• Plan. Many middle-market business owners mistakenly assume that business plans with budgets are for bigger businesses, and they are too “small” to need business plans, succession plans, etc. They say they’re too busy with day-to-day work and don’t have time to stop and think ahead. By taking a reactionary approach and not planning for the future, they reduce the likelihood of getting what they want from their businesses. Do not be like Congress, which keeps dealing with matters piecemeal rather than adapting a budget.
• Get help. Thankfully, there is no shortage of places where you can get help. In addition to contacting colleagues, consultants and advisors, you can get personal coaches or peer advising from companies like Vistage. Just because you’ve successfully owned a business and have done things a certain way for 20 years doesn’t mean you should keep doing things the same way today.
There’s no question that running a business is not easy. Indeed, it can feel like running a country. By taking the right steps and getting good advice along the way, business owners can minimize the challenges and increase their chance for success.

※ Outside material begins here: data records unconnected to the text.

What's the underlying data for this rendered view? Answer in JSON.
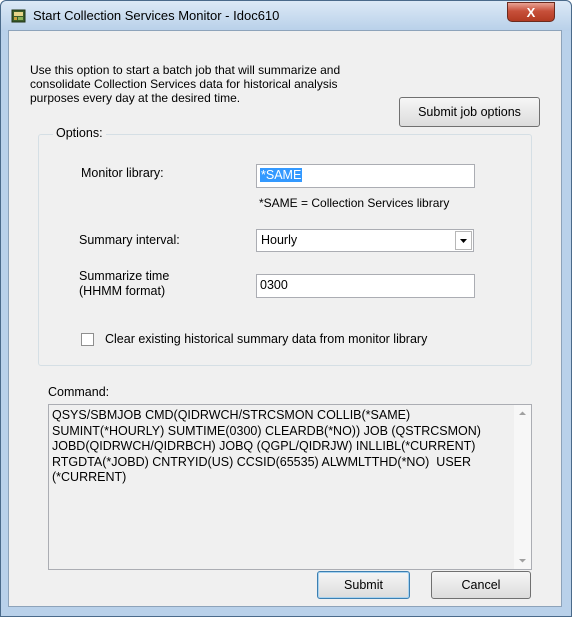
{
  "window": {
    "title": "Start Collection Services Monitor - Idoc610",
    "close_label": "X"
  },
  "intro_text": "Use this option to start a batch job that will summarize and consolidate Collection Services data for historical analysis purposes every day at the desired time.",
  "submit_job_options_label": "Submit job options",
  "options": {
    "legend": "Options:",
    "monitor_library_label": "Monitor library:",
    "monitor_library_value": "*SAME",
    "monitor_library_hint": "*SAME = Collection Services library",
    "summary_interval_label": "Summary interval:",
    "summary_interval_value": "Hourly",
    "summarize_time_label_line1": "Summarize time",
    "summarize_time_label_line2": "(HHMM format)",
    "summarize_time_value": "0300",
    "clear_checkbox_label": "Clear existing historical summary data from monitor library",
    "clear_checkbox_checked": false
  },
  "command": {
    "label": "Command:",
    "text": "QSYS/SBMJOB CMD(QIDRWCH/STRCSMON COLLIB(*SAME) SUMINT(*HOURLY) SUMTIME(0300) CLEARDB(*NO)) JOB (QSTRCSMON) JOBD(QIDRWCH/QIDRBCH) JOBQ (QGPL/QIDRJW) INLLIBL(*CURRENT) RTGDTA(*JOBD) CNTRYID(US) CCSID(65535) ALWMLTTHD(*NO)  USER (*CURRENT)"
  },
  "buttons": {
    "submit": "Submit",
    "cancel": "Cancel"
  },
  "colors": {
    "title_bar": "#c4d8ee",
    "close_button": "#c7503a",
    "selection": "#3399ff",
    "dialog_bg": "#f0f0f0"
  }
}
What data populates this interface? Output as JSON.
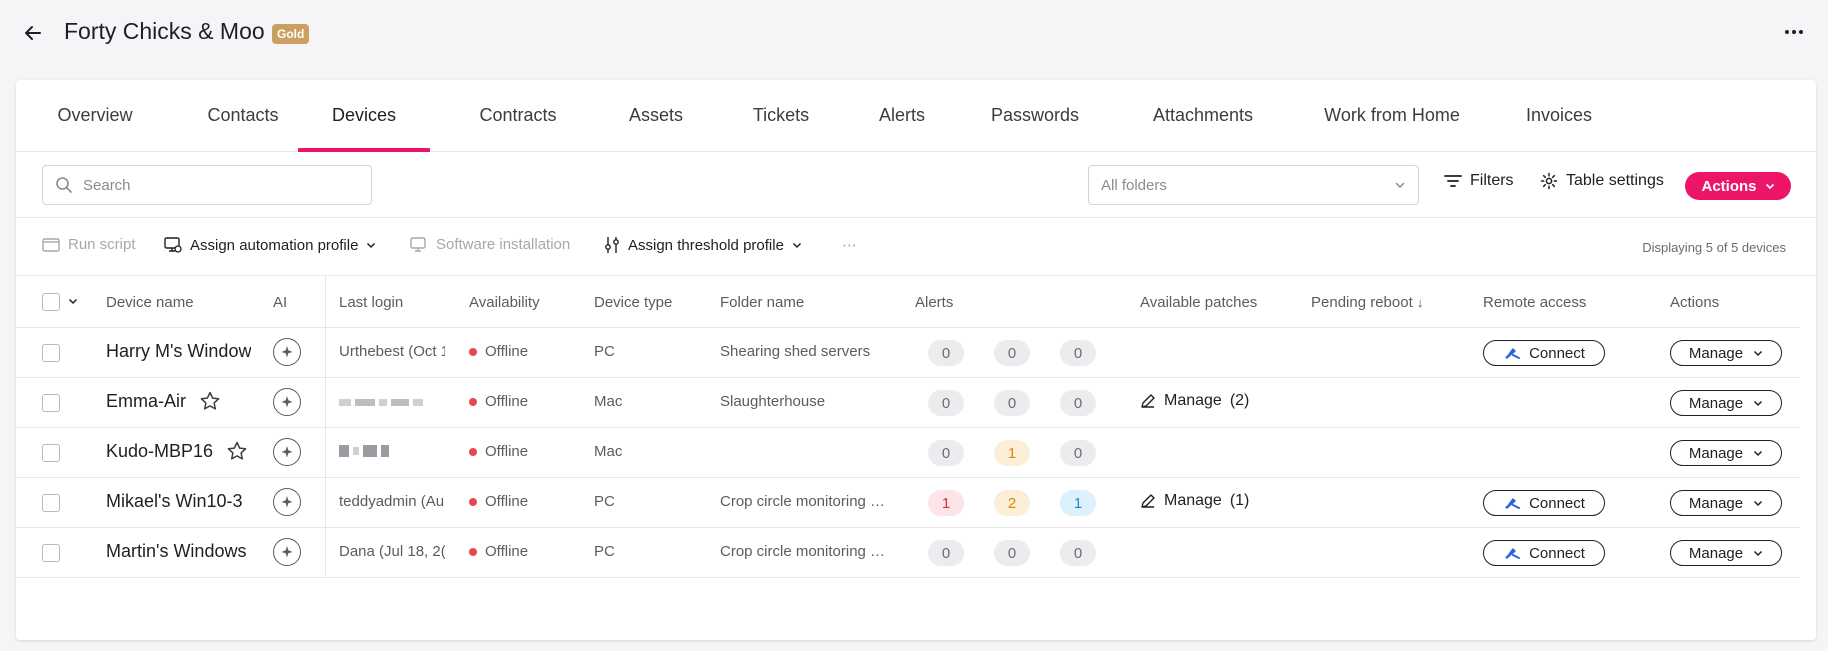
{
  "header": {
    "title": "Forty Chicks & Moo",
    "badge": "Gold"
  },
  "tabs": [
    {
      "label": "Overview"
    },
    {
      "label": "Contacts"
    },
    {
      "label": "Devices"
    },
    {
      "label": "Contracts"
    },
    {
      "label": "Assets"
    },
    {
      "label": "Tickets"
    },
    {
      "label": "Alerts"
    },
    {
      "label": "Passwords"
    },
    {
      "label": "Attachments"
    },
    {
      "label": "Work from Home"
    },
    {
      "label": "Invoices"
    }
  ],
  "toolbar": {
    "search_placeholder": "Search",
    "folders_value": "All folders",
    "filters": "Filters",
    "table_settings": "Table settings",
    "actions": "Actions"
  },
  "bulk": {
    "run_script": "Run script",
    "assign_automation": "Assign automation profile",
    "software_installation": "Software installation",
    "assign_threshold": "Assign threshold profile",
    "more": "⋯",
    "displaying": "Displaying 5 of 5 devices"
  },
  "columns": {
    "device_name": "Device name",
    "ai": "AI",
    "last_login": "Last login",
    "availability": "Availability",
    "device_type": "Device type",
    "folder_name": "Folder name",
    "alerts": "Alerts",
    "available_patches": "Available patches",
    "pending_reboot": "Pending reboot",
    "pending_reboot_sort": "↓",
    "remote_access": "Remote access",
    "actions": "Actions"
  },
  "rows": [
    {
      "name": "Harry M's Window",
      "last_login": "Urthebest (Oct 1",
      "availability": "Offline",
      "type": "PC",
      "folder": "Shearing shed servers",
      "alerts": [
        "0",
        "0",
        "0"
      ],
      "patches_label": "",
      "patches_count": "",
      "connect": "Connect",
      "manage": "Manage"
    },
    {
      "name": "Emma-Air",
      "last_login": "",
      "availability": "Offline",
      "type": "Mac",
      "folder": "Slaughterhouse",
      "alerts": [
        "0",
        "0",
        "0"
      ],
      "patches_label": "Manage",
      "patches_count": "(2)",
      "connect": "",
      "manage": "Manage"
    },
    {
      "name": "Kudo-MBP16",
      "last_login": "",
      "availability": "Offline",
      "type": "Mac",
      "folder": "",
      "alerts": [
        "0",
        "1",
        "0"
      ],
      "patches_label": "",
      "patches_count": "",
      "connect": "",
      "manage": "Manage"
    },
    {
      "name": "Mikael's Win10-3",
      "last_login": "teddyadmin (Au",
      "availability": "Offline",
      "type": "PC",
      "folder": "Crop circle monitoring …",
      "alerts": [
        "1",
        "2",
        "1"
      ],
      "patches_label": "Manage",
      "patches_count": "(1)",
      "connect": "Connect",
      "manage": "Manage"
    },
    {
      "name": "Martin's Windows",
      "last_login": "Dana (Jul 18, 2(",
      "availability": "Offline",
      "type": "PC",
      "folder": "Crop circle monitoring …",
      "alerts": [
        "0",
        "0",
        "0"
      ],
      "patches_label": "",
      "patches_count": "",
      "connect": "Connect",
      "manage": "Manage"
    }
  ],
  "colors": {
    "accent": "#ec1569",
    "offline": "#e5484d",
    "badge_gold": "#c9a062"
  },
  "icons": {
    "back": "arrow-left-icon",
    "kebab": "more-horizontal-icon",
    "search": "search-icon",
    "filter": "filter-icon",
    "settings": "gear-icon",
    "ai": "sparkle-icon",
    "star": "star-icon",
    "patch": "pencil-icon",
    "remote": "remote-access-icon"
  }
}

James Cassel is co-founder and chairman of Cassel Salpeter & Co., LLC, an investment-banking firm with headquarters in Miami that works with middle-market companies. www.casselsalpeter.com